Katherine, Calverly’s saintly wife, was actually the daughter of Sir Henry Cobham, a lineal descendant of that Sir John Oldcastle who was the prototype of Falstaff. The Cobhams were a nationally known high-ranking family and Wilkins could not have used their name in Two Unnatural Murthers or in the play. Instead, Wilkins named the unfortunate woman Katherine and made her the niece of a “Lord Faulconbridge,” Calverly’s guardian. I have allowed that name to stand since making the change would have required rewriting which I was anxious to avoid.
With the restoration of The Miseries of Enforced Marriage, we have a “new,” powerful, and moving domestic tragedy from the Jacobean period. And it is a tragedy in the classical sense: A good, kind young man of eighteen is thwarted by tradition and the law, and corrupted by forces of evil, which drive him to madness whereby he kills two of his children and attempts the murder of his wife.
For a bonus, there is surely some Shakespeare in the play. Calverly has a speech or two that are patently beyond the power of Wilkins. One that scholars have always credited to the master is the long speech of self-revelation (now in Scene 15) beginning “O confused man…”
But we might search for other speeches with the Shakespearean ring and imagery.
We can find a clue to these in Pericles, a Wilkins play revised in acts III, IV, and V by Shakespeare. In acts I and II the dialogue is in verse except for Thaliard’s in I.3 who speaks both prose and verse. Why? Shakespeare’s hand may show here, for in revising the work of others he sometimes recast a verse speech in prose improving it in the process. The prose of the fishermen in II.1 is normal for lower-class characters, and is likely Wilkins’s, though Shakespeare may have intervened here as well. Some of the imagery might be just too good for Wilkins.

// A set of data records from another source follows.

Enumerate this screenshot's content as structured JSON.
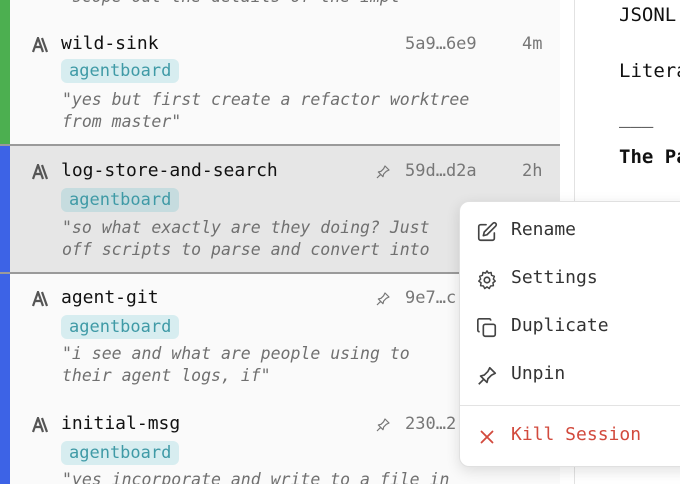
{
  "sessions": [
    {
      "name": "",
      "tag": "",
      "hash": "",
      "age": "",
      "msg1": "\"scope out the details of the impl",
      "msg2": ""
    },
    {
      "name": "wild-sink",
      "tag": "agentboard",
      "hash": "5a9…6e9",
      "age": "4m",
      "msg1": "\"yes but first create a refactor worktree",
      "msg2": "from master\""
    },
    {
      "name": "log-store-and-search",
      "tag": "agentboard",
      "hash": "59d…d2a",
      "age": "2h",
      "msg1": "\"so what exactly are they doing? Just",
      "msg2": "off scripts to parse and convert into"
    },
    {
      "name": "agent-git",
      "tag": "agentboard",
      "hash": "9e7…c",
      "age": "",
      "msg1": "\"i see and what are people using to",
      "msg2": "their agent logs, if\""
    },
    {
      "name": "initial-msg",
      "tag": "agentboard",
      "hash": "230…2",
      "age": "",
      "msg1": "\"yes incorporate and write to a file in",
      "msg2": ""
    }
  ],
  "document": {
    "line1": "JSONL",
    "line2": "Litera",
    "rule": "___",
    "heading": "The Pa"
  },
  "context_menu": {
    "rename": "Rename",
    "settings": "Settings",
    "duplicate": "Duplicate",
    "unpin": "Unpin",
    "kill": "Kill Session"
  },
  "colors": {
    "bar_green": "#4caf50",
    "bar_blue": "#3d63e6",
    "tag_bg": "#d7edf0",
    "tag_text": "#3f9aa6",
    "danger": "#d24a3d"
  },
  "icons": {
    "session_logo": "anthropic-logo-icon",
    "pin": "pin-icon",
    "rename": "edit-icon",
    "settings": "gear-icon",
    "duplicate": "copy-icon",
    "unpin": "pin-icon",
    "kill": "close-icon"
  }
}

By the by, it may be remarked that Shakespeare could hardly resist applying master touches to any play presented by his company. Scholars find him in Arden, of Feversham, while I believe he has also put a finger in Mucedorus among others.
While in the main The Miseries lacks Shakespeare’s poetry (who is his equal?), numerous critics throughout history have testified to the dramatic effectiveness of The Yorkshire Tragedy, the sine qua non of The Miseries. Tucker Brooke, Collier, Hermann, Ulrici, von Schlegel, Baldwin Maxwell, A. P. Rossiter, and Madeline Doran have all sung its praises. Swinburne speaks for them when he declares it
full to overflowing of fierce animal power, and hot as with the furious breath of some caged wild beast….It is and must always be unsurpassable for pure potency of horror; and the breathless heat of its action, its raging rate of speed leaves actually no breathing-time for disgust; it consumes our very sense of repulsion with fire. ‘Tis a very excellent piece of work.
According to William Kozlenko (Disputed Plays of Shakespeare, 117), the true material of tragedy is the fate of the man in the middle (in the Aristotelian sense), “The hero who is allowed no unsullied choice, but is torn by conflicting impulses and is forced to act, to suffer, to bear the load of guilt, and finally to attain self-knowledge.” This describes Walter Calverly to a T.